Every record must appear in your reply exactly as written.

*** Begin section ***

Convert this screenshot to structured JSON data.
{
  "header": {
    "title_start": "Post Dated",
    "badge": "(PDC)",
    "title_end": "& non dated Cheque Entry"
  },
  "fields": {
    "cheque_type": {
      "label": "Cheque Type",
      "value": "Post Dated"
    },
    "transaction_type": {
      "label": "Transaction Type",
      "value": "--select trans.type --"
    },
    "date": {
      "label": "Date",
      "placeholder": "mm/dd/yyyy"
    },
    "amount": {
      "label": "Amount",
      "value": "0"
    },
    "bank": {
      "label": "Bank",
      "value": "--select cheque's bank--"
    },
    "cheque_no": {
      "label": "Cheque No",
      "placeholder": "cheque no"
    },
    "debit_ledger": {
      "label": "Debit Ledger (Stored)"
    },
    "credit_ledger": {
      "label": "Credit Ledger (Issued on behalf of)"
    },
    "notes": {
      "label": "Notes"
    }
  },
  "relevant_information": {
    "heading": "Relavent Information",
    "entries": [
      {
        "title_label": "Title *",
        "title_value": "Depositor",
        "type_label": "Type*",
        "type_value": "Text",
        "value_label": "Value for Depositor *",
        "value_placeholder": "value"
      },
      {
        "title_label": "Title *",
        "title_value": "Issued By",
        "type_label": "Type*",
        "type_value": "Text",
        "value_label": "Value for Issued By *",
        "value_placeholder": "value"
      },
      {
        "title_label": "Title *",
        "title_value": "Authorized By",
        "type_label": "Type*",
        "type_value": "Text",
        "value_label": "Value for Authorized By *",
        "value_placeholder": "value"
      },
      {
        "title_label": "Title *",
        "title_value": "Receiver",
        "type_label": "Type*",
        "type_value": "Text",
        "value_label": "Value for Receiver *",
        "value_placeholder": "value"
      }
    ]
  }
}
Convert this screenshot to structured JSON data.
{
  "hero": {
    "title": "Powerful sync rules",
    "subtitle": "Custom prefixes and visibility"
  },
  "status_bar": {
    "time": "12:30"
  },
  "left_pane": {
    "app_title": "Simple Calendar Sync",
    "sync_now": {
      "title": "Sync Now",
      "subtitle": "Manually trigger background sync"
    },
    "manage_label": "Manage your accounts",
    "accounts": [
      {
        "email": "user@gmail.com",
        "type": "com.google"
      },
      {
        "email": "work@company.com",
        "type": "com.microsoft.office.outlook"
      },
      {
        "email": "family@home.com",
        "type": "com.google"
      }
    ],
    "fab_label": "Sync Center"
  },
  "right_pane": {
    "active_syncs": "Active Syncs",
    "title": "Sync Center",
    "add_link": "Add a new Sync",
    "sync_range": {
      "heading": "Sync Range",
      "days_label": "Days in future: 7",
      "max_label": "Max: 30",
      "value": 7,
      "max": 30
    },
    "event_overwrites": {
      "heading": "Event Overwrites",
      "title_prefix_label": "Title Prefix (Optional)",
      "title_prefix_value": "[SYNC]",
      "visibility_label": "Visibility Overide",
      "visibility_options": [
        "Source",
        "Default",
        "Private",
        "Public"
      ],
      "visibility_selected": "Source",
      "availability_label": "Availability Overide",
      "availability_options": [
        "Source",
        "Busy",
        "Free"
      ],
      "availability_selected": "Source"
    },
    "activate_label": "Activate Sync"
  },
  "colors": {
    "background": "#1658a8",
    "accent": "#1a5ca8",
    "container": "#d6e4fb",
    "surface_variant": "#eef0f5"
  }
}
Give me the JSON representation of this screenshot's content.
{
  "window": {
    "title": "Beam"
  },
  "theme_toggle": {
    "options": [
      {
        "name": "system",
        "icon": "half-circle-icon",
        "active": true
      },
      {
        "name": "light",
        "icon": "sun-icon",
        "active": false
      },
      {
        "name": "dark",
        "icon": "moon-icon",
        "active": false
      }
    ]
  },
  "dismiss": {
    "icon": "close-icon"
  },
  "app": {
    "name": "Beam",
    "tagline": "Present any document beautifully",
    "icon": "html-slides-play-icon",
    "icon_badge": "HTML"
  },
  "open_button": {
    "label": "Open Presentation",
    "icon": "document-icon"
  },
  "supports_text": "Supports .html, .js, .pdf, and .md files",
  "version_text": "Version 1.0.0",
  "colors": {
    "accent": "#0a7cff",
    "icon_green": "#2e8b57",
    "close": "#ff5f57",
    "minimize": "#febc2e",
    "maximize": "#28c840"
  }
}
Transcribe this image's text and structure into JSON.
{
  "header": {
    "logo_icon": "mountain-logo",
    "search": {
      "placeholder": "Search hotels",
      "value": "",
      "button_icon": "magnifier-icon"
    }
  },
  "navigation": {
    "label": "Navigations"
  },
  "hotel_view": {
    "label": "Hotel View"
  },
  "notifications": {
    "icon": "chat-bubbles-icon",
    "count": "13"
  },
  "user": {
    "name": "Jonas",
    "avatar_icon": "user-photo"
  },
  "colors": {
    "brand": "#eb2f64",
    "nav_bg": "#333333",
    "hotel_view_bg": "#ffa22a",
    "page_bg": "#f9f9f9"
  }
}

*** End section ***

*SOLUTION BELOW*:
Convert this screenshot to structured JSON data.
{
  "header": {
    "title_start": "Post Dated",
    "badge": "(PDC)",
    "title_end": "& non dated Cheque Entry"
  },
  "fields": {
    "cheque_type": {
      "label": "Cheque Type",
      "value": "Post Dated"
    },
    "transaction_type": {
      "label": "Transaction Type",
      "value": "--select trans.type --"
    },
    "date": {
      "label": "Date",
      "placeholder": "mm/dd/yyyy"
    },
    "amount": {
      "label": "Amount",
      "value": "0"
    },
    "bank": {
      "label": "Bank",
      "value": "--select cheque's bank--"
    },
    "cheque_no": {
      "label": "Cheque No",
      "placeholder": "cheque no"
    },
    "debit_ledger": {
      "label": "Debit Ledger (Stored)"
    },
    "credit_ledger": {
      "label": "Credit Ledger (Issued on behalf of)"
    },
    "notes": {
      "label": "Notes"
    }
  },
  "relevant_information": {
    "heading": "Relavent Information",
    "entries": [
      {
        "title_label": "Title *",
        "title_value": "Depositor",
        "type_label": "Type*",
        "type_value": "Text",
        "value_label": "Value for Depositor *",
        "value_placeholder": "value"
      },
      {
        "title_label": "Title *",
        "title_value": "Issued By",
        "type_label": "Type*",
        "type_value": "Text",
        "value_label": "Value for Issued By *",
        "value_placeholder": "value"
      },
      {
        "title_label": "Title *",
        "title_value": "Authorized By",
        "type_label": "Type*",
        "type_value": "Text",
        "value_label": "Value for Authorized By *",
        "value_placeholder": "value"
      },
      {
        "title_label": "Title *",
        "title_value": "Receiver",
        "type_label": "Type*",
        "type_value": "Text",
        "value_label": "Value for Receiver *",
        "value_placeholder": "value"
      }
    ]
  }
}
Convert this screenshot to structured JSON data.
{
  "hero": {
    "title": "Powerful sync rules",
    "subtitle": "Custom prefixes and visibility"
  },
  "status_bar": {
    "time": "12:30"
  },
  "left_pane": {
    "app_title": "Simple Calendar Sync",
    "sync_now": {
      "title": "Sync Now",
      "subtitle": "Manually trigger background sync"
    },
    "manage_label": "Manage your accounts",
    "accounts": [
      {
        "email": "user@gmail.com",
        "type": "com.google"
      },
      {
        "email": "work@company.com",
        "type": "com.microsoft.office.outlook"
      },
      {
        "email": "family@home.com",
        "type": "com.google"
      }
    ],
    "fab_label": "Sync Center"
  },
  "right_pane": {
    "active_syncs": "Active Syncs",
    "title": "Sync Center",
    "add_link": "Add a new Sync",
    "sync_range": {
      "heading": "Sync Range",
      "days_label": "Days in future: 7",
      "max_label": "Max: 30",
      "value": 7,
      "max": 30
    },
    "event_overwrites": {
      "heading": "Event Overwrites",
      "title_prefix_label": "Title Prefix (Optional)",
      "title_prefix_value": "[SYNC]",
      "visibility_label": "Visibility Overide",
      "visibility_options": [
        "Source",
        "Default",
        "Private",
        "Public"
      ],
      "visibility_selected": "Source",
      "availability_label": "Availability Overide",
      "availability_options": [
        "Source",
        "Busy",
        "Free"
      ],
      "availability_selected": "Source"
    },
    "activate_label": "Activate Sync"
  },
  "colors": {
    "background": "#1658a8",
    "accent": "#1a5ca8",
    "container": "#d6e4fb",
    "surface_variant": "#eef0f5"
  }
}
Give me the JSON representation of this screenshot's content.
{
  "window": {
    "title": "Beam"
  },
  "theme_toggle": {
    "options": [
      {
        "name": "system",
        "icon": "half-circle-icon",
        "active": true
      },
      {
        "name": "light",
        "icon": "sun-icon",
        "active": false
      },
      {
        "name": "dark",
        "icon": "moon-icon",
        "active": false
      }
    ]
  },
  "dismiss": {
    "icon": "close-icon"
  },
  "app": {
    "name": "Beam",
    "tagline": "Present any document beautifully",
    "icon": "html-slides-play-icon",
    "icon_badge": "HTML"
  },
  "open_button": {
    "label": "Open Presentation",
    "icon": "document-icon"
  },
  "supports_text": "Supports .html, .js, .pdf, and .md files",
  "version_text": "Version 1.0.0",
  "colors": {
    "accent": "#0a7cff",
    "icon_green": "#2e8b57",
    "close": "#ff5f57",
    "minimize": "#febc2e",
    "maximize": "#28c840"
  }
}
Transcribe this image's text and structure into JSON.
{
  "header": {
    "logo_icon": "mountain-logo",
    "search": {
      "placeholder": "Search hotels",
      "value": "",
      "button_icon": "magnifier-icon"
    }
  },
  "navigation": {
    "label": "Navigations"
  },
  "hotel_view": {
    "label": "Hotel View"
  },
  "notifications": {
    "icon": "chat-bubbles-icon",
    "count": "13"
  },
  "user": {
    "name": "Jonas",
    "avatar_icon": "user-photo"
  },
  "colors": {
    "brand": "#eb2f64",
    "nav_bg": "#333333",
    "hotel_view_bg": "#ffa22a",
    "page_bg": "#f9f9f9"
  }
}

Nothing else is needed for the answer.